* [EXERCISE]
Among the entries below, find each line with "Marzo" and show it.

* [GIVEN DATA]
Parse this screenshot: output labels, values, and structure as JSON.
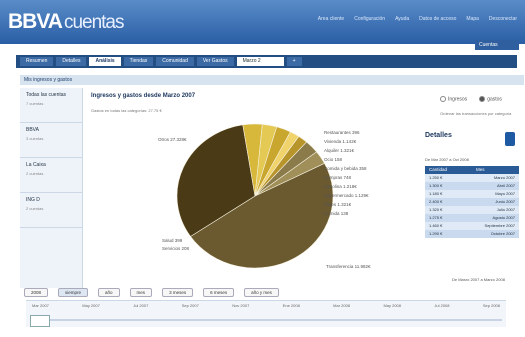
{
  "header": {
    "logo": "BBVA",
    "product": "cuentas",
    "links": [
      "Area cliente",
      "Configuración",
      "Ayuda",
      "Datos de acceso",
      "Mapa",
      "Desconectar"
    ],
    "user": "Cuentas"
  },
  "tabs": [
    "Resumen",
    "Detalles",
    "Análisis",
    "Tiendas",
    "Comunidad",
    "Ver Gastos",
    "Marzo 2",
    "+"
  ],
  "panel_title": "Mis ingresos y gastos",
  "sidebar": {
    "items": [
      {
        "name": "Todas las cuentas",
        "sub": "7 cuentas"
      },
      {
        "name": "BBVA",
        "sub": "3 cuentas"
      },
      {
        "name": "La Caixa",
        "sub": "2 cuentas"
      },
      {
        "name": "ING D",
        "sub": "2 cuentas"
      }
    ]
  },
  "chart": {
    "title": "Ingresos y gastos desde Marzo 2007",
    "subtitle": "Gastos en todas las categorías: 27.75 €",
    "slices": [
      {
        "label": "Otros 27.328€",
        "value": 48,
        "color": "#6b5a30"
      },
      {
        "label": "Transferencia 11.982€",
        "value": 32,
        "color": "#4a3a16"
      },
      {
        "label": "Restaurantes 396",
        "value": 4,
        "color": "#d8b83a"
      },
      {
        "label": "Compras 748",
        "value": 3,
        "color": "#e5c955"
      },
      {
        "label": "Supermercado 1.129€",
        "value": 3,
        "color": "#c9a62e"
      },
      {
        "label": "Alquiler 1.321€",
        "value": 2,
        "color": "#f0d36b"
      },
      {
        "label": "Comida 138",
        "value": 2,
        "color": "#b8952a"
      },
      {
        "label": "Salud 399",
        "value": 3,
        "color": "#8b7a4a"
      },
      {
        "label": "Servicios 208",
        "value": 3,
        "color": "#a08f58"
      }
    ],
    "side_labels": [
      "Vivienda 1.142€",
      "Ocio 158",
      "Comida y bebida 358",
      "Gasolina 1.218€",
      "Viajes 1.321€"
    ]
  },
  "options": {
    "radio_a": "Ingresos",
    "radio_b": "gastos",
    "sort_label": "Ordenar las transacciones por categoría"
  },
  "details": {
    "title": "Detalles",
    "period": "De Mar 2007 a Oct 2008",
    "col_a": "Cantidad",
    "col_b": "Mes",
    "rows": [
      {
        "amount": "1.250 €",
        "month": "Marzo 2007"
      },
      {
        "amount": "1.300 €",
        "month": "Abril 2007"
      },
      {
        "amount": "1.180 €",
        "month": "Mayo 2007"
      },
      {
        "amount": "2.400 €",
        "month": "Junio 2007"
      },
      {
        "amount": "1.320 €",
        "month": "Julio 2007"
      },
      {
        "amount": "1.275 €",
        "month": "Agosto 2007"
      },
      {
        "amount": "1.460 €",
        "month": "Septiembre 2007"
      },
      {
        "amount": "1.290 €",
        "month": "Octubre 2007"
      }
    ],
    "range_text": "De Marzo 2007 a Marzo 2008"
  },
  "time_buttons": [
    "2008",
    "siempre",
    "año",
    "mes",
    "3 meses",
    "6 meses",
    "año y mes"
  ],
  "timeline": [
    "Mar 2007",
    "May 2007",
    "Jul 2007",
    "Sep 2007",
    "Nov 2007",
    "Ene 2008",
    "Mar 2008",
    "May 2008",
    "Jul 2008",
    "Sep 2008"
  ]
}
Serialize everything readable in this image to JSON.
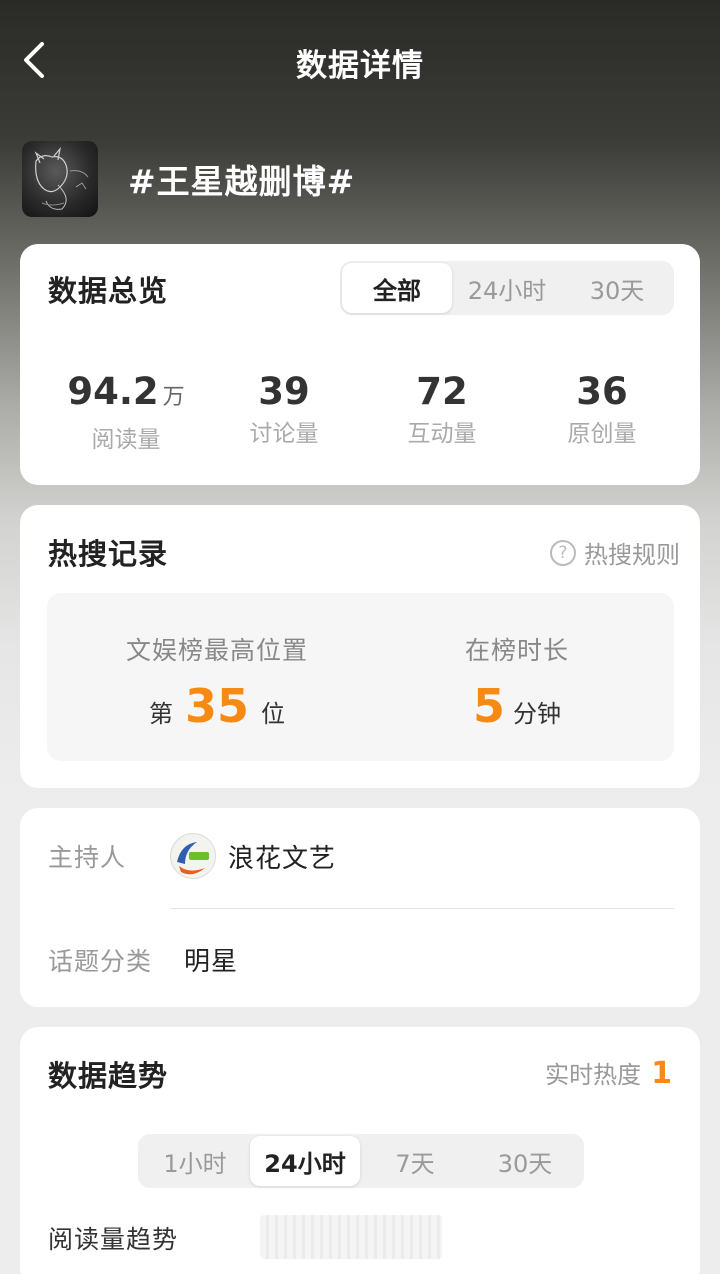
{
  "header": {
    "title": "数据详情"
  },
  "topic": {
    "title": "#王星越删博#"
  },
  "overview": {
    "title": "数据总览",
    "tabs": [
      {
        "label": "全部",
        "active": true
      },
      {
        "label": "24小时",
        "active": false
      },
      {
        "label": "30天",
        "active": false
      }
    ],
    "stats": [
      {
        "value": "94.2",
        "unit": "万",
        "label": "阅读量"
      },
      {
        "value": "39",
        "unit": "",
        "label": "讨论量"
      },
      {
        "value": "72",
        "unit": "",
        "label": "互动量"
      },
      {
        "value": "36",
        "unit": "",
        "label": "原创量"
      }
    ]
  },
  "hot_search": {
    "title": "热搜记录",
    "rules_link": "热搜规则",
    "rules_icon": "?",
    "best_rank": {
      "label": "文娱榜最高位置",
      "prefix": "第",
      "value": "35",
      "suffix": "位"
    },
    "duration": {
      "label": "在榜时长",
      "value": "5",
      "suffix": "分钟"
    }
  },
  "info": {
    "host_label": "主持人",
    "host_name": "浪花文艺",
    "category_label": "话题分类",
    "category_value": "明星"
  },
  "trend": {
    "title": "数据趋势",
    "realtime_label": "实时热度",
    "realtime_value": "1",
    "tabs": [
      {
        "label": "1小时",
        "active": false
      },
      {
        "label": "24小时",
        "active": true
      },
      {
        "label": "7天",
        "active": false
      },
      {
        "label": "30天",
        "active": false
      }
    ],
    "subtitle": "阅读量趋势"
  },
  "colors": {
    "accent": "#f78a14",
    "card": "#ffffff",
    "text": "#222222",
    "muted": "#999999"
  },
  "icons": {
    "back": "chevron-left-icon",
    "help": "question-circle-icon"
  }
}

* [REPLY TO THE EXERCISE]
    "Marzo 2",
    "title": "Ingresos y gastos desde Marzo 2007",
        "month": "Marzo 2007"
    "range_text": "De Marzo 2007 a Marzo 2008"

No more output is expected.